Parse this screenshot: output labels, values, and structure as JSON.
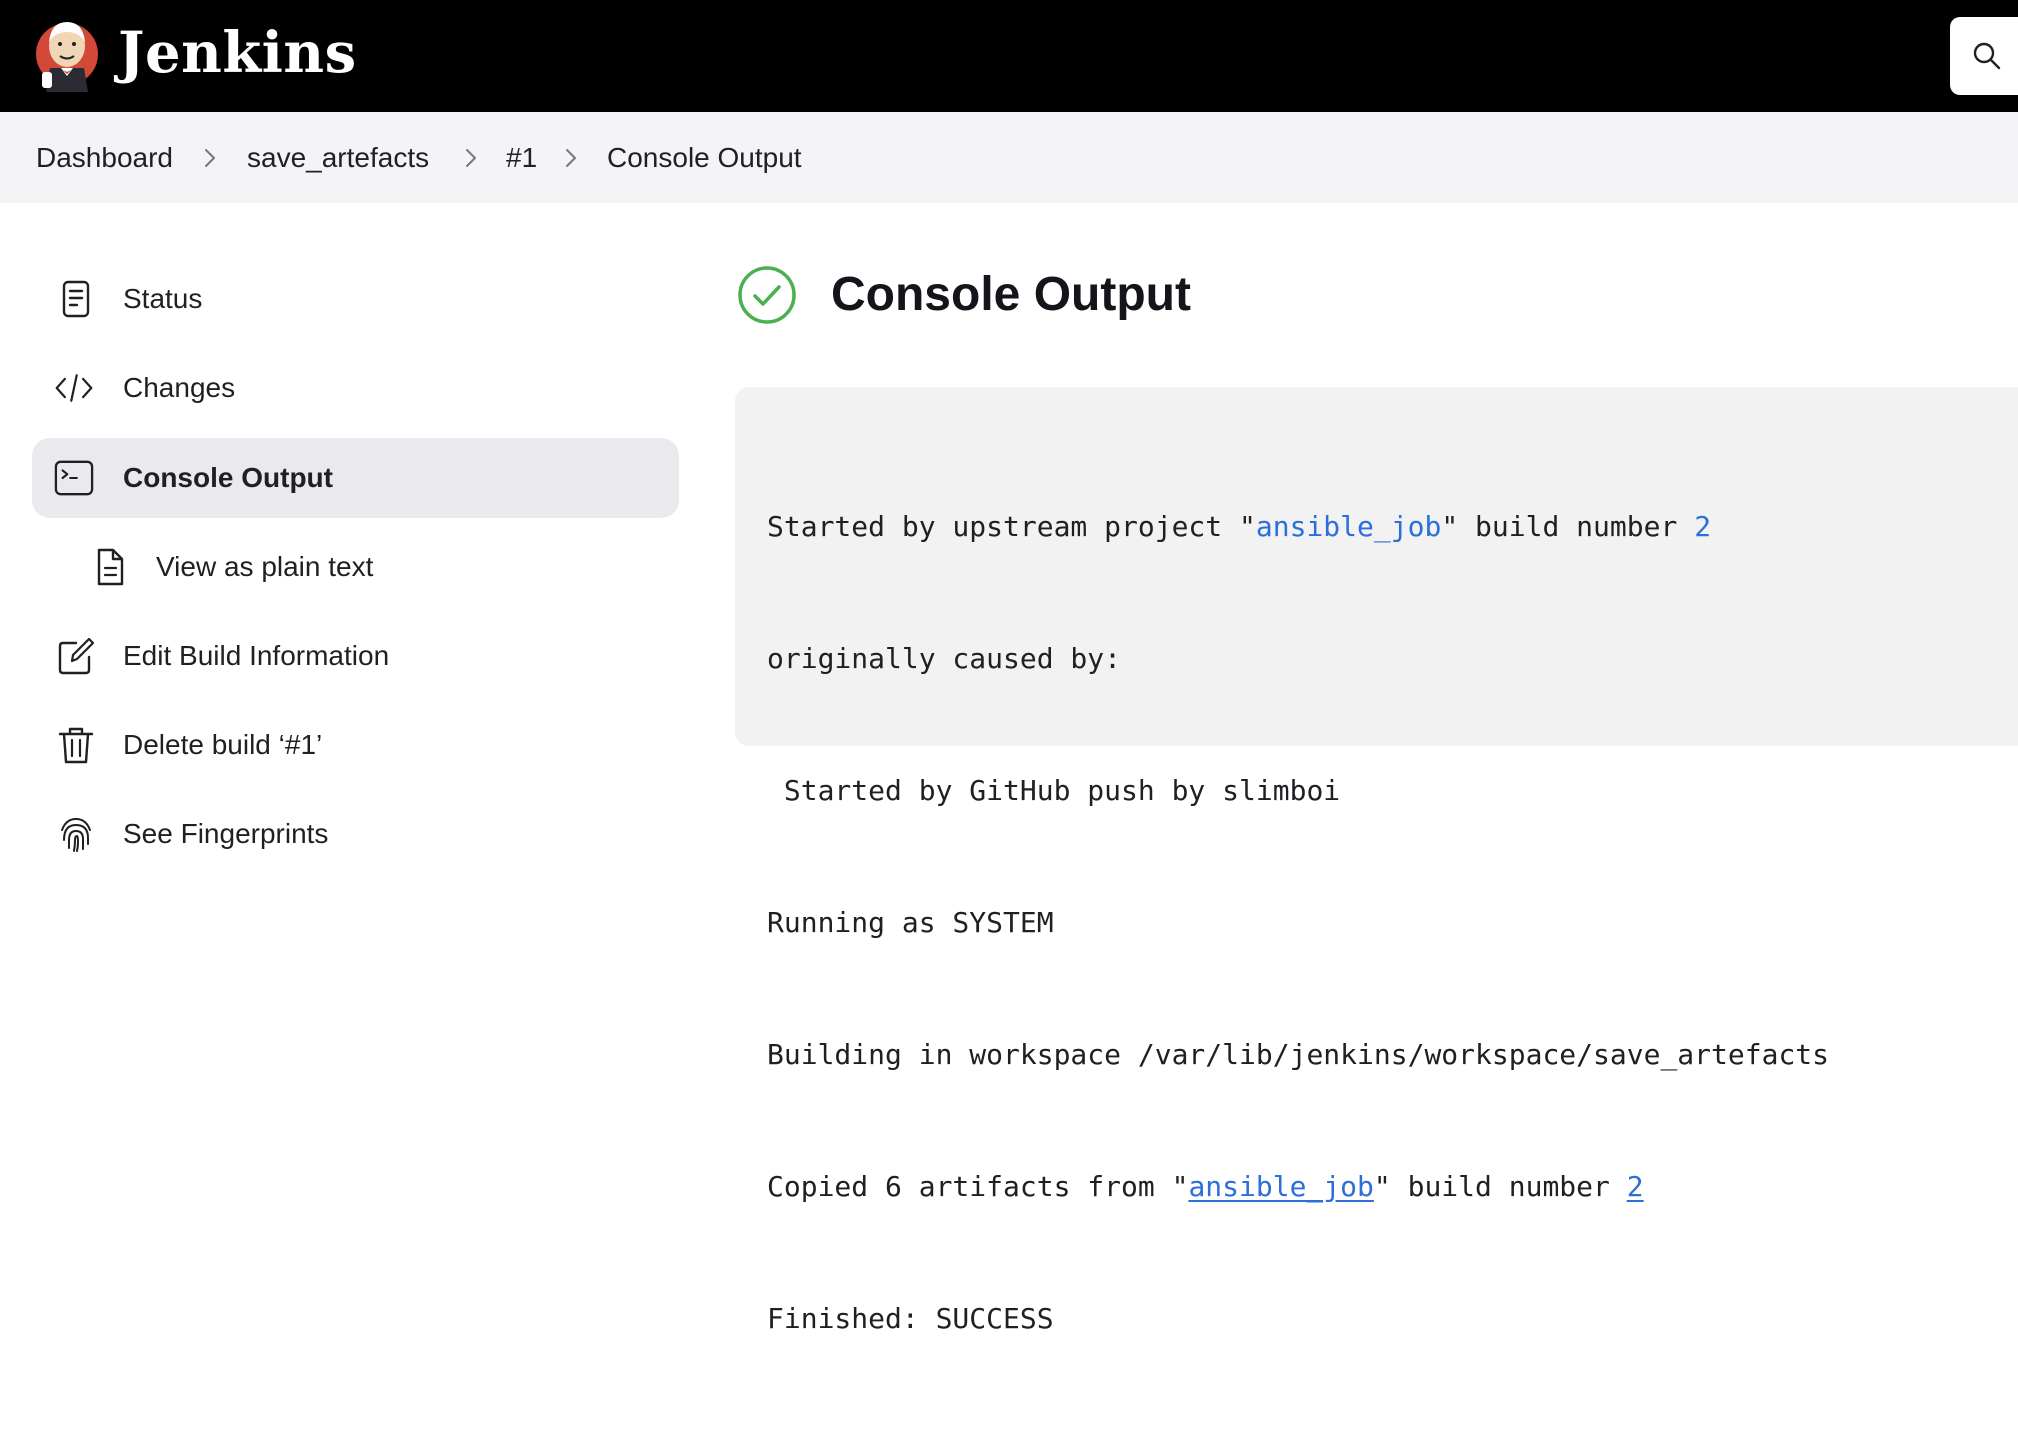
{
  "header": {
    "brand": "Jenkins",
    "logo_icon": "jenkins-butler-logo",
    "search_icon": "search-icon"
  },
  "breadcrumb": {
    "items": [
      "Dashboard",
      "save_artefacts",
      "#1",
      "Console Output"
    ],
    "separator_icon": "chevron-right-icon"
  },
  "sidebar": {
    "items": [
      {
        "label": "Status",
        "icon": "document-icon"
      },
      {
        "label": "Changes",
        "icon": "code-icon"
      },
      {
        "label": "Console Output",
        "icon": "terminal-icon",
        "active": true
      },
      {
        "label": "View as plain text",
        "icon": "file-text-icon"
      },
      {
        "label": "Edit Build Information",
        "icon": "edit-icon"
      },
      {
        "label": "Delete build ‘#1’",
        "icon": "trash-icon"
      },
      {
        "label": "See Fingerprints",
        "icon": "fingerprint-icon"
      }
    ]
  },
  "main": {
    "title": "Console Output",
    "status_icon": "success-check-icon",
    "colors": {
      "success": "#4caf50",
      "link": "#2d6fd8",
      "active_bg": "#e9e9ee"
    },
    "console": {
      "line1": {
        "pre": "Started by upstream project \"",
        "link": "ansible_job",
        "mid": "\" build number ",
        "num": "2"
      },
      "line2": "originally caused by:",
      "line3": " Started by GitHub push by slimboi",
      "line4": "Running as SYSTEM",
      "line5": "Building in workspace /var/lib/jenkins/workspace/save_artefacts",
      "line6": {
        "pre": "Copied 6 artifacts from \"",
        "link": "ansible_job",
        "mid": "\" build number ",
        "num": "2"
      },
      "line7": "Finished: SUCCESS"
    }
  }
}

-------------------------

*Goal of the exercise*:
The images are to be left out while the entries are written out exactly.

*Answer section*:
Parse this screenshot: output labels, values, and structure as JSON.
{
  "header": {
    "brand": "Jenkins",
    "logo_icon": "jenkins-butler-logo",
    "search_icon": "search-icon"
  },
  "breadcrumb": {
    "items": [
      "Dashboard",
      "save_artefacts",
      "#1",
      "Console Output"
    ],
    "separator_icon": "chevron-right-icon"
  },
  "sidebar": {
    "items": [
      {
        "label": "Status",
        "icon": "document-icon"
      },
      {
        "label": "Changes",
        "icon": "code-icon"
      },
      {
        "label": "Console Output",
        "icon": "terminal-icon",
        "active": true
      },
      {
        "label": "View as plain text",
        "icon": "file-text-icon"
      },
      {
        "label": "Edit Build Information",
        "icon": "edit-icon"
      },
      {
        "label": "Delete build ‘#1’",
        "icon": "trash-icon"
      },
      {
        "label": "See Fingerprints",
        "icon": "fingerprint-icon"
      }
    ]
  },
  "main": {
    "title": "Console Output",
    "status_icon": "success-check-icon",
    "colors": {
      "success": "#4caf50",
      "link": "#2d6fd8",
      "active_bg": "#e9e9ee"
    },
    "console": {
      "line1": {
        "pre": "Started by upstream project \"",
        "link": "ansible_job",
        "mid": "\" build number ",
        "num": "2"
      },
      "line2": "originally caused by:",
      "line3": " Started by GitHub push by slimboi",
      "line4": "Running as SYSTEM",
      "line5": "Building in workspace /var/lib/jenkins/workspace/save_artefacts",
      "line6": {
        "pre": "Copied 6 artifacts from \"",
        "link": "ansible_job",
        "mid": "\" build number ",
        "num": "2"
      },
      "line7": "Finished: SUCCESS"
    }
  }
}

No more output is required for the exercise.